I learned a new game, TEJO, a singularly Colombian game.  Tejo is similar to a bean bag toss combined with beer drinking.  From some distance away one tosses a heavy object sort of like a shot put cut in half.  So not totally like a bean bag toss.  And instead of tossing this object through a hole on a slanted board, one tosses this heavy object (called the tejo) onto a slanted board covered with clay.  Instead of a hole, there is a circular bull’s eye drawn into the clay.  So even less like a bean bag toss.  And surrounding the bull’s eye, are several gunpowder charges.  One scores by hitting the bull’s eye with the tejo or by crushing an adjacent gunpowder charge.  Crushing the gunpowder will result in a loud explosion. Quite a thrill actually.  Throwing a half shot put at explosive charges embedded in clay while drinking beer is officially recognized by the Colombian Senate as a national sport.  And not at all like a bean bag toss.
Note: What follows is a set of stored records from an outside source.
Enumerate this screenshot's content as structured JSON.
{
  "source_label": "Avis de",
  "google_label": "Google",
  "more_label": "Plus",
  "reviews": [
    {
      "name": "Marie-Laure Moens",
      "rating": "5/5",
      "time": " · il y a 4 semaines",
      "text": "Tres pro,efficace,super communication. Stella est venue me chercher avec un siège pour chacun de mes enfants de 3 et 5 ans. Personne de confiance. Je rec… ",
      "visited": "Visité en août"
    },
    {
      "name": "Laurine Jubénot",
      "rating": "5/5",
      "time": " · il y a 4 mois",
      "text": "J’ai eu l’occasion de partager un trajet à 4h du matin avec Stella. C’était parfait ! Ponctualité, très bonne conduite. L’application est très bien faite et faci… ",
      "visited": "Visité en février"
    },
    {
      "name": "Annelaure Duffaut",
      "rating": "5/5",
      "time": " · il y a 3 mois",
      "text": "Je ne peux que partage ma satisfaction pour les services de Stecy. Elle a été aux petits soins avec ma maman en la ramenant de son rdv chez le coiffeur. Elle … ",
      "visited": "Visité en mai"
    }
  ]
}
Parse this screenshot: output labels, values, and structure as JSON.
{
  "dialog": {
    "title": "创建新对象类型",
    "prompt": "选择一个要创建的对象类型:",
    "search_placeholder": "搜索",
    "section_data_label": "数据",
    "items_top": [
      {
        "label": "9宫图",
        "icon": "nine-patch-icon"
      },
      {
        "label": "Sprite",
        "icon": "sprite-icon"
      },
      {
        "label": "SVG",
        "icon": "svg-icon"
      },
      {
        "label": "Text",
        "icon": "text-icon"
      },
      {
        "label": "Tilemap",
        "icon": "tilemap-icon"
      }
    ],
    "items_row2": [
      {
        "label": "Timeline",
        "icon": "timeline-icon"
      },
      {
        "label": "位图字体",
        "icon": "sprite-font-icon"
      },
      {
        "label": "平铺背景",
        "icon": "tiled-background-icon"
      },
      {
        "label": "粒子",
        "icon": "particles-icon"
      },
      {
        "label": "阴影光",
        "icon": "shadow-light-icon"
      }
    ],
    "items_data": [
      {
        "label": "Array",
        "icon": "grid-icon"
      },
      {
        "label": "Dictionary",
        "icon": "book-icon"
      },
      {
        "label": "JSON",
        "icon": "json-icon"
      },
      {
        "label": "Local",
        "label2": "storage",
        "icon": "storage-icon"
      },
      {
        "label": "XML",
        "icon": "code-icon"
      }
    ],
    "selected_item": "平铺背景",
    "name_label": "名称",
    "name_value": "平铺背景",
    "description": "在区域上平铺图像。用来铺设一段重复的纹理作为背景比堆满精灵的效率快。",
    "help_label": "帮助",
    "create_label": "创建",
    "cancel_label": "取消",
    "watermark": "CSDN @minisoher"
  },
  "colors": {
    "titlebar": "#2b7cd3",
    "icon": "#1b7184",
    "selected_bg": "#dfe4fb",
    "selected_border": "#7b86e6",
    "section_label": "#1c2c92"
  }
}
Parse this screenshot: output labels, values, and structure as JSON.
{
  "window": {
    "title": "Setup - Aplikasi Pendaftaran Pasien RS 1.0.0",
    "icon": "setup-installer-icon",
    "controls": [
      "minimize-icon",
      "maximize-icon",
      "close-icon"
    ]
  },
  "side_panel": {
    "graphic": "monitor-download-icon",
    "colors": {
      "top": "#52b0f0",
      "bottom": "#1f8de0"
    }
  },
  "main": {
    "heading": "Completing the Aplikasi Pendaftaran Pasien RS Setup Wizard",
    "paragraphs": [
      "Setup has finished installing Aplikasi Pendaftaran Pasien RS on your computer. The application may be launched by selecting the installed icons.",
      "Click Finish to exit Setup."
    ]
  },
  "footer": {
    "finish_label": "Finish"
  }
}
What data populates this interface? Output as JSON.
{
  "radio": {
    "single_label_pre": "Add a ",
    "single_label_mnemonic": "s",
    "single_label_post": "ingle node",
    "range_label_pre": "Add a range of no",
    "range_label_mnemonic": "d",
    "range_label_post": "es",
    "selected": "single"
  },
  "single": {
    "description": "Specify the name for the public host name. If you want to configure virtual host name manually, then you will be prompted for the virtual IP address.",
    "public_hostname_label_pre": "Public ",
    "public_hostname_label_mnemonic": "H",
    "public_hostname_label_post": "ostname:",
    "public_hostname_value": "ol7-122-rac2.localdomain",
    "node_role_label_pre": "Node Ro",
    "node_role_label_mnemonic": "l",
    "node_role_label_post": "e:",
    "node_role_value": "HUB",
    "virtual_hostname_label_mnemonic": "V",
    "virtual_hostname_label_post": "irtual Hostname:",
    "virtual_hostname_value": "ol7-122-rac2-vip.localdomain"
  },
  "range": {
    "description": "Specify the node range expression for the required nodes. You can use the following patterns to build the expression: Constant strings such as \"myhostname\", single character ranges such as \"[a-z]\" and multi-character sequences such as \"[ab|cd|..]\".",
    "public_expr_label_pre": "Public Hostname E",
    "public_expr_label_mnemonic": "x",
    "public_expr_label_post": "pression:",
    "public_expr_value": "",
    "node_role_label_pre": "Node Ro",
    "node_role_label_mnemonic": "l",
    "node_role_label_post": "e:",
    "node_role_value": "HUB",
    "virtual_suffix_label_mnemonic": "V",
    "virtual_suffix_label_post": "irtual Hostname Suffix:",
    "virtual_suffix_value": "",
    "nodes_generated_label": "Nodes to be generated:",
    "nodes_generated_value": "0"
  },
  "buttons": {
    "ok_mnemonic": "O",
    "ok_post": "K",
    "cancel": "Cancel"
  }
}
For the record, I never hit the bull’s eye.  Nor did I explode the gunpowder.  I must return to Colombia for more Tejo practice.  And to eat my new favorite fruits.